How does it work internally

The altitude and airspeed loops are separated as shown in the diagram below. Basically the throttle and pitch are controlled independently and are not coupled in the control loops. Of course one affects the other but the control loops are independent. The airspeed is controlled by two cascaded Proportional–Integral (PI) loops. The first loop is used to regulate the ground speed and the second the airspeed. This is done just to ensure that if the ground speed drops below a certain value the airspeed will be increased to compensate in order to maintain a valid GPS heading. If you happen to have a 3axis magnetometer build in your airframe for getting the heading values, maintaining a certain GPS speed for getting a heading is not needed.

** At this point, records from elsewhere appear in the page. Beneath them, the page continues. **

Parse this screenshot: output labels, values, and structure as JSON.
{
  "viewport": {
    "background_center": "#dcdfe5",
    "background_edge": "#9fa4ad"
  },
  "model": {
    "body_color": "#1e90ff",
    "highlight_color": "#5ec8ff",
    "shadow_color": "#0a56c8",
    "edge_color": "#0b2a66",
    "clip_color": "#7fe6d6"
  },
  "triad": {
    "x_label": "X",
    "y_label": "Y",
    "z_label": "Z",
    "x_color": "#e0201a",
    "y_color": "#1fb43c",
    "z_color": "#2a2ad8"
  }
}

Airspeed.png


The following plot is from an actual test flight after spending some time setting the loop gains Here the possibility to perform real-time tuning through the GCS is a real time saver. In thi test, the an airplane was flying circles at a constant altitude, except in the end of the flight. The wind was about 5 m/s, judging from the ground speed variations. In the middle there is an example of what happens when the ground speed falls below the setpoint. Finally the altitude setpoint was changed to verify that the airspeed will be maintained while climbing.

PlotAS2.png


The benefits of the airspeed hold are obvious in this example. The throttle adjusts to keep the airspeed close to the setpoint.

09 10 04 17 50 27 as1.png


Measuring

Sometimes it is very helpful for tuning your aircraft that you only measure the airspeed without controlling you aircraft behavior. This can be accomplished in the following way:

Replace the USE_AIRSPEED define with MEASURE_AIRSPEED. If you want to get sensor information as it is acquired without delay through the PERIODIC_SEND_ telemetry mechanism, please set SENSOR_SYNC_SEND instead.

EagleTree sensor in 3rd party mode

While it is possible to use the sensors in a mode where values are the real values measured a.k.a. 3rd party mode, for regular use with the autopilot it has no specific advantage. Since the paparazzi already contain code to convert values to real speed values. Using the default setting is even better if you have an eagletree logger and inbetween do some measurement with it, you do not need to reprogram the sensors if you connect them to the Autopilot board again. But maybe you have a special requirement and want to use the direct mode, it is possible. For this at the moment one needs to use the Eagletree software under Windows. SetSensorFor3rPartyModeRealValues.jpg


Regardless that his software runs fine under Linux Wine, using is not possible since the USB port is used in HID mode and as of Wine v1.2 using the USB bus under wind this way is not possible yet. There is however work done and on its way that USB ports do work under Wine for HID device.

What needs to be improved

The following aspects still need to be looked at, revert to GPS measurements only if the airspeed sensor fails. If you are able to code I would be really great if you would help out by testing and improving this part of the code.

Thanks very much to Vassilis and OpenUASfor developing and testing the code.